“We’re hitting our targets,” said Matthew Bell, the Cruz field representative. This isn’t surprising; Cruz had by far the most sophisticated caucus operation in Iowa, and his Nevada team is drawing on that expertise to ensure that their voters turn out on Tuesday.
Aides declined to provide specific numbers, but they said that Cruz has a mix of volunteer and paid staff in all 17 of Nevada’s counties. And while Cruz is also targeting Mormons, his biggest advantage over Rubio may be his laserlike focus on the more rural parts of the Silver State, where voters tend to be heavily conservative and more committed to caucusing.

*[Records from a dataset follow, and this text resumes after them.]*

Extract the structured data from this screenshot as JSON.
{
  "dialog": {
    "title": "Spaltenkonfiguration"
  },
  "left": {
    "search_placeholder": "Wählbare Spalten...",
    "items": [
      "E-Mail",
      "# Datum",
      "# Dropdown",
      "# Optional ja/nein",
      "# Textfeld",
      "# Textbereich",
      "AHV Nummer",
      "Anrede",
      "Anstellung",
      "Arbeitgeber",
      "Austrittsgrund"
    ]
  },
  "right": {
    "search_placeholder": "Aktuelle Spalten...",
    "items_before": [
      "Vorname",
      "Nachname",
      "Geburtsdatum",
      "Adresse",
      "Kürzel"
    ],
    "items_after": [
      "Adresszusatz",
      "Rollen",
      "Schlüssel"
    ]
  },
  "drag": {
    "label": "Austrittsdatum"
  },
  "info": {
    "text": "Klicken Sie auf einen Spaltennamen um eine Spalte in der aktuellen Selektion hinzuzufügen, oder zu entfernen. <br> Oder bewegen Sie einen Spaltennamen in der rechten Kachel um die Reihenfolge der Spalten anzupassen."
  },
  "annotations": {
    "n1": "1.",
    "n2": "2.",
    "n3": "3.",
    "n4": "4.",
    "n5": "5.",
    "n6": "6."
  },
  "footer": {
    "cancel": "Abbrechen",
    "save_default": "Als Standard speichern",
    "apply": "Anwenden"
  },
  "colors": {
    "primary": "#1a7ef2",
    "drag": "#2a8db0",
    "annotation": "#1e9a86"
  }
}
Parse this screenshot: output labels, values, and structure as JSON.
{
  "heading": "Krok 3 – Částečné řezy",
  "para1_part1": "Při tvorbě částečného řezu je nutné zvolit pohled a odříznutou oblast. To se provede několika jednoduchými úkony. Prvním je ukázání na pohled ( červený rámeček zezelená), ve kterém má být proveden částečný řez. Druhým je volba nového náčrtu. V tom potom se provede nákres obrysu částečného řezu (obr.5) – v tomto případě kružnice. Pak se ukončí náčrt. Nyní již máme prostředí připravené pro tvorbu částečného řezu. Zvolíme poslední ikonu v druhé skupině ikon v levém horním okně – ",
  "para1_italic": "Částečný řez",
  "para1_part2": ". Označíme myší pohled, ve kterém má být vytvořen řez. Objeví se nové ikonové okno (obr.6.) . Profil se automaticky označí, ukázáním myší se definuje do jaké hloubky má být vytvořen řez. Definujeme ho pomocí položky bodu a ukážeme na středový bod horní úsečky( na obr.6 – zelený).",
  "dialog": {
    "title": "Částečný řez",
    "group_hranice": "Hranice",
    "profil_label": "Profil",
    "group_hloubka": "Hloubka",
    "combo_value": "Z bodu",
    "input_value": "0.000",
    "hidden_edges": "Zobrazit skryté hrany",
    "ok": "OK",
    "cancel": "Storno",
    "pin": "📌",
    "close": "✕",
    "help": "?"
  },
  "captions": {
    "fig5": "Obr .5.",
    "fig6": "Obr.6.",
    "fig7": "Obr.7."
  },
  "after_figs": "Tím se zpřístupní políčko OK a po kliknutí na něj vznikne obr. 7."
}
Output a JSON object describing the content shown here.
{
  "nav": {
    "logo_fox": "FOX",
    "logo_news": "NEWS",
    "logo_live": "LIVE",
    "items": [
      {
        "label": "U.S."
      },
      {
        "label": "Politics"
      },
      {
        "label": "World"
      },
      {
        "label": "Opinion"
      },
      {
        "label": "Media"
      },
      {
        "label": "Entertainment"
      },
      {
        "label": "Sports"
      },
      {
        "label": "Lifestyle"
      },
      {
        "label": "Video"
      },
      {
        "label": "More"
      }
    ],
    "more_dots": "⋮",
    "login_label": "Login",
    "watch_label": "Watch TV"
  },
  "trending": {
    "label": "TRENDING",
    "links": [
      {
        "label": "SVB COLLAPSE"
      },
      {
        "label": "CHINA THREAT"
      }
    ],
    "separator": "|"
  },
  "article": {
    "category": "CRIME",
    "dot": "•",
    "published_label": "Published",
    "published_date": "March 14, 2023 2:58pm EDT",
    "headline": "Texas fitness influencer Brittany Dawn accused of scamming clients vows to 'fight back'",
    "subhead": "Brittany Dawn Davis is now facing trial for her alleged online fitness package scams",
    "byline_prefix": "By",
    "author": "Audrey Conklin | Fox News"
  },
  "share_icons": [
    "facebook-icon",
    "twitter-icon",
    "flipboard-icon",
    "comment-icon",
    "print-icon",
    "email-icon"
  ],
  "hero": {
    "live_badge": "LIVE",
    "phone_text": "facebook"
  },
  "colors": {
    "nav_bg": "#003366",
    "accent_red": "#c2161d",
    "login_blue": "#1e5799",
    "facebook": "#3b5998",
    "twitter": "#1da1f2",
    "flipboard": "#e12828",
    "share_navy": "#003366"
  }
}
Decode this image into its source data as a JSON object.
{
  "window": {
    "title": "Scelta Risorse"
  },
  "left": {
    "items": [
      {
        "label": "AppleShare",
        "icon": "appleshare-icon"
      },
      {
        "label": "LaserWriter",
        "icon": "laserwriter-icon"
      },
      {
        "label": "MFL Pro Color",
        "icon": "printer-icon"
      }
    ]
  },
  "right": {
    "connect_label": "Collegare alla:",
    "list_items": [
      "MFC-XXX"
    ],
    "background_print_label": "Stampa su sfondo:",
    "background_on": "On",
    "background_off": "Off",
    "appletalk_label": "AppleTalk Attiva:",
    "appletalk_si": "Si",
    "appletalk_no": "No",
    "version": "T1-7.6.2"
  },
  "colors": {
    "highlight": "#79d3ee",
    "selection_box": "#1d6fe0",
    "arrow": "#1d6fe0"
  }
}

In January, Cruz scored the endorsement of state Attorney General Adam Laxalt. The grandson of a former governor, Laxalt won in 2014 by running against the establishment; he was also the first statewide official in a century to get elected without carrying Las Vegas or Reno. In recent weeks, Laxalt has been back on the trail, stumping for Cruz in the far-flung towns that carried him to victory two years ago—Winnemucca, Yerington, Elko, Ely.
“We’re like that Johnny Cash song,” Ryan Hamilton, a Nevada political strategist who joined Cruz’s campaign last fall. “We’re going everywhere, to every town we can, to find support.”
Supporters listen to Cruz speak at a campaign rally Feb. 21 in Pahrump, Nev. (Photo: John Locher/AP)
On Sunday, Laxalt joined Cruz in Pahrump — a libertarian outpost in the middle of one of the largest and least populous counties in the United States — for the candidate’s first caucus-week campaign stop. Men wore pistols on their hips; signs for the Chicken Ranch Brothel lined the road. In his speech, Cruz pivoted from the evangelical emphasis of his South Carolina campaign and channeled his inner Rand Paul instead, criticizing the Obama administration for eavesdropping on American citizens and promising to give the “85 percent” of Nevada land owned by the federal government “back to the state, back to the people.”
“I’m thrilled to be surrounded by lovers of liberty,” Cruz said from the bed of a black pickup truck. “If every one of you gets 10 people to show up Tuesday night, the men and women standing in this parking lot can change the outcome of the Nevada caucuses.”
As usual, Cruz is also reaching out to evangelicals; his father, Rafael, preached at a church in Las Vegas last year. But for the most part, the campaign is hoping that anti-establishment conservatives — voters who are still angry about a billion-dollar tax hike approved two years ago by the GOP-led state Legislature and signed into law by Gov. Sandoval — will turn out Tuesday in record numbers and propel Cruz past Rubio, and perhaps even Trump.
“We think our message plays well with these disenfranchised Republicans,” Hamilton said. “They’ve voted for candidates who talked the talk during campaign season — but haven’t walked the walk in their governing.”